▸ **Task item**: Look through the records, and whenever a line includes the word "your", copy it.

▸ **Records supplied**:
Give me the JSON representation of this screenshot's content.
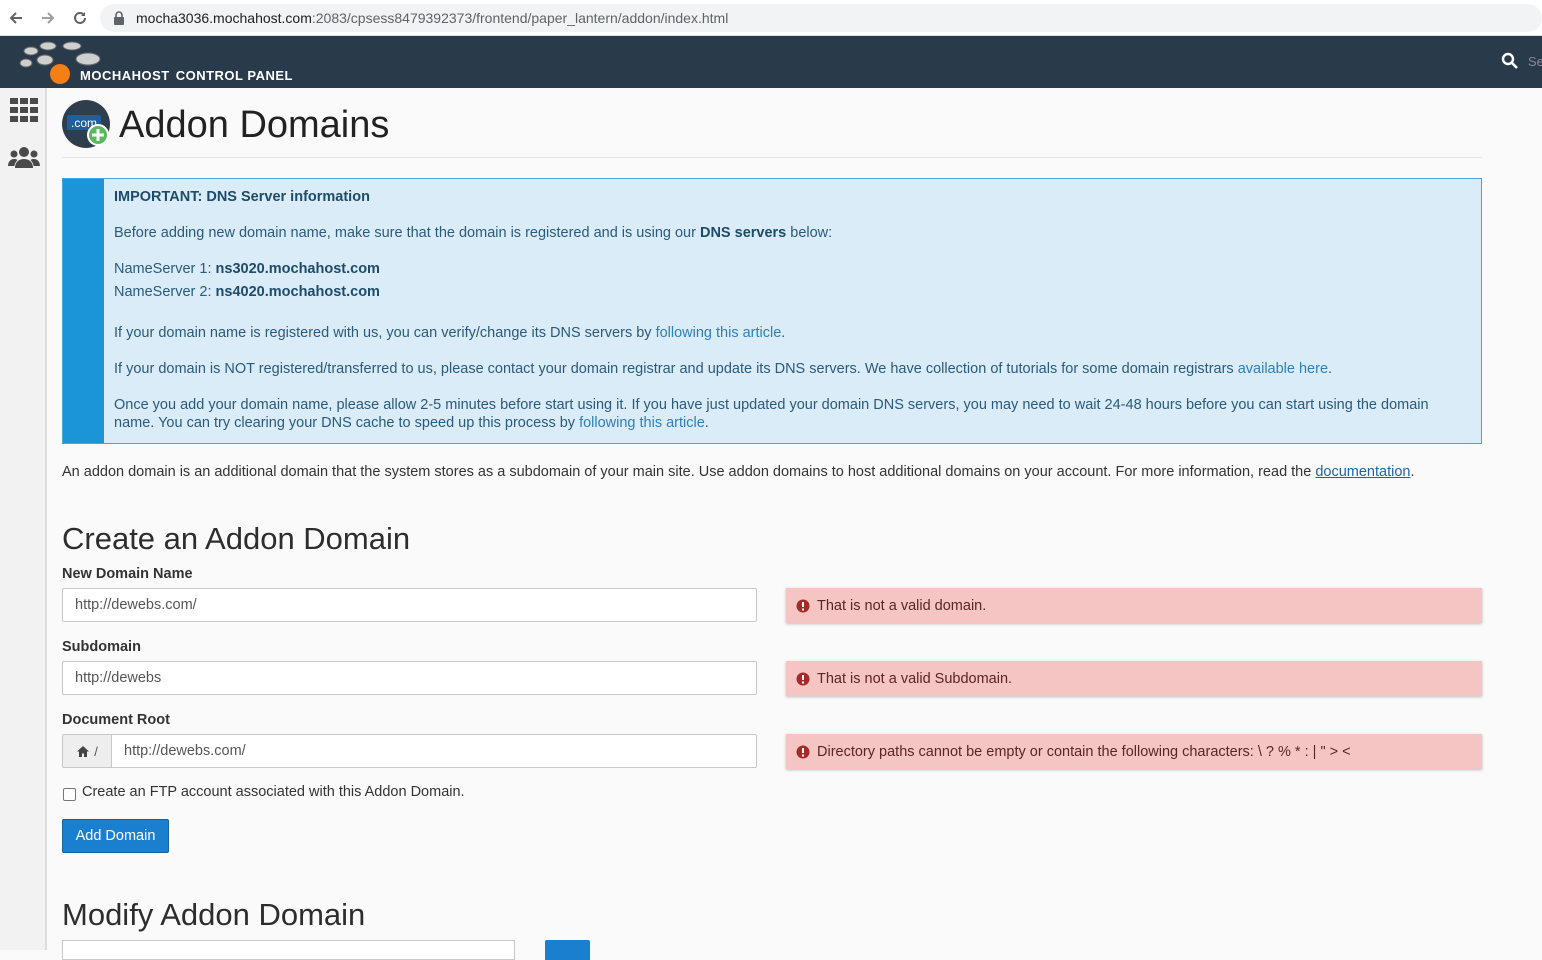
{
  "browser": {
    "url_host": "mocha3036.mochahost.com",
    "url_path": ":2083/cpsess8479392373/frontend/paper_lantern/addon/index.html"
  },
  "header": {
    "brand": "MOCHAHOST",
    "product": "CONTROL PANEL",
    "search_stub": "Se"
  },
  "page": {
    "title": "Addon Domains",
    "icon_text": ".com"
  },
  "alert": {
    "heading": "IMPORTANT: DNS Server information",
    "intro_before": "Before adding new domain name, make sure that the domain is registered and is using our ",
    "intro_bold": "DNS servers",
    "intro_after": " below:",
    "ns1_label": "NameServer 1: ",
    "ns1_value": "ns3020.mochahost.com",
    "ns2_label": "NameServer 2: ",
    "ns2_value": "ns4020.mochahost.com",
    "registered_text": "If your domain name is registered with us, you can verify/change its DNS servers by ",
    "registered_link": "following this article",
    "registered_end": ".",
    "not_registered_text": "If your domain is NOT registered/transferred to us, please contact your domain registrar and update its DNS servers. We have collection of tutorials for some domain registrars ",
    "not_registered_link": "available here",
    "not_registered_end": ".",
    "wait_text_1": "Once you add your domain name, please allow 2-5 minutes before start using it. If you have just updated your domain DNS servers, you may need to wait 24-48 hours before you can start using the domain",
    "wait_text_2": "name. You can try clearing your DNS cache to speed up this process by ",
    "wait_link": "following this article",
    "wait_end": "."
  },
  "description": {
    "text": "An addon domain is an additional domain that the system stores as a subdomain of your main site. Use addon domains to host additional domains on your account. For more information, read the ",
    "link": "documentation",
    "end": "."
  },
  "create_form": {
    "heading": "Create an Addon Domain",
    "domain_label": "New Domain Name",
    "domain_value": "http://dewebs.com/",
    "domain_error": "That is not a valid domain.",
    "subdomain_label": "Subdomain",
    "subdomain_value": "http://dewebs",
    "subdomain_error": "That is not a valid Subdomain.",
    "docroot_label": "Document Root",
    "docroot_prefix": "/",
    "docroot_value": "http://dewebs.com/",
    "docroot_error": "Directory paths cannot be empty or contain the following characters: \\ ? % * : | \" > <",
    "ftp_label": "Create an FTP account associated with this Addon Domain.",
    "ftp_checked": false,
    "submit_label": "Add Domain"
  },
  "modify_section": {
    "heading": "Modify Addon Domain"
  },
  "colors": {
    "header_bg": "#293a4a",
    "alert_bg": "#d9ecf8",
    "alert_bar": "#1b95d8",
    "error_bg": "#f5c5c4",
    "primary": "#1b7fd0"
  }
}
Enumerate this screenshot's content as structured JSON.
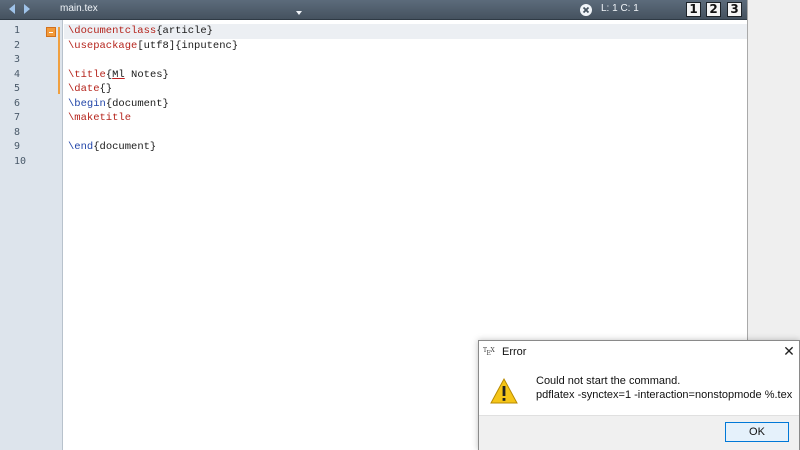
{
  "tabbar": {
    "file_name": "main.tex",
    "cursor_position": "L: 1 C: 1",
    "view_buttons": [
      "1",
      "2",
      "3"
    ]
  },
  "editor": {
    "line_numbers": [
      "1",
      "2",
      "3",
      "4",
      "5",
      "6",
      "7",
      "8",
      "9",
      "10"
    ],
    "lines": [
      [
        {
          "t": "\\documentclass",
          "c": "red"
        },
        {
          "t": "{article}",
          "c": "arg"
        }
      ],
      [
        {
          "t": "\\usepackage",
          "c": "red"
        },
        {
          "t": "[utf8]{inputenc}",
          "c": "arg"
        }
      ],
      [],
      [
        {
          "t": "\\title",
          "c": "red"
        },
        {
          "t": "{",
          "c": "arg"
        },
        {
          "t": "Ml",
          "c": "err"
        },
        {
          "t": " Notes}",
          "c": "arg"
        }
      ],
      [
        {
          "t": "\\date",
          "c": "red"
        },
        {
          "t": "{}",
          "c": "arg"
        }
      ],
      [
        {
          "t": "\\begin",
          "c": "blue"
        },
        {
          "t": "{document}",
          "c": "arg"
        }
      ],
      [
        {
          "t": "\\maketitle",
          "c": "red"
        }
      ],
      [],
      [
        {
          "t": "\\end",
          "c": "blue"
        },
        {
          "t": "{document}",
          "c": "arg"
        }
      ],
      []
    ]
  },
  "dialog": {
    "icon_label": "TeX",
    "title": "Error",
    "message_line1": "Could not start the command.",
    "message_line2": "pdflatex -synctex=1 -interaction=nonstopmode %.tex",
    "ok_label": "OK"
  },
  "colors": {
    "keyword_red": "#b5241c",
    "keyword_blue": "#2044a8",
    "tabbar": "#4f5d6c",
    "gutter": "#dde4ec",
    "fold_marker": "#f29a3a"
  }
}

▸ **Response to the exercise**:
    "registered_text": "If your domain name is registered with us, you can verify/change its DNS servers by ",
    "not_registered_text": "If your domain is NOT registered/transferred to us, please contact your domain registrar and update its DNS servers. We have collection of tutorials for some domain registrars ",
    "wait_text_1": "Once you add your domain name, please allow 2-5 minutes before start using it. If you have just updated your domain DNS servers, you may need to wait 24-48 hours before you can start using the domain",
    "wait_text_2": "name. You can try clearing your DNS cache to speed up this process by ",
    "text": "An addon domain is an additional domain that the system stores as a subdomain of your main site. Use addon domains to host additional domains on your account. For more information, read the ",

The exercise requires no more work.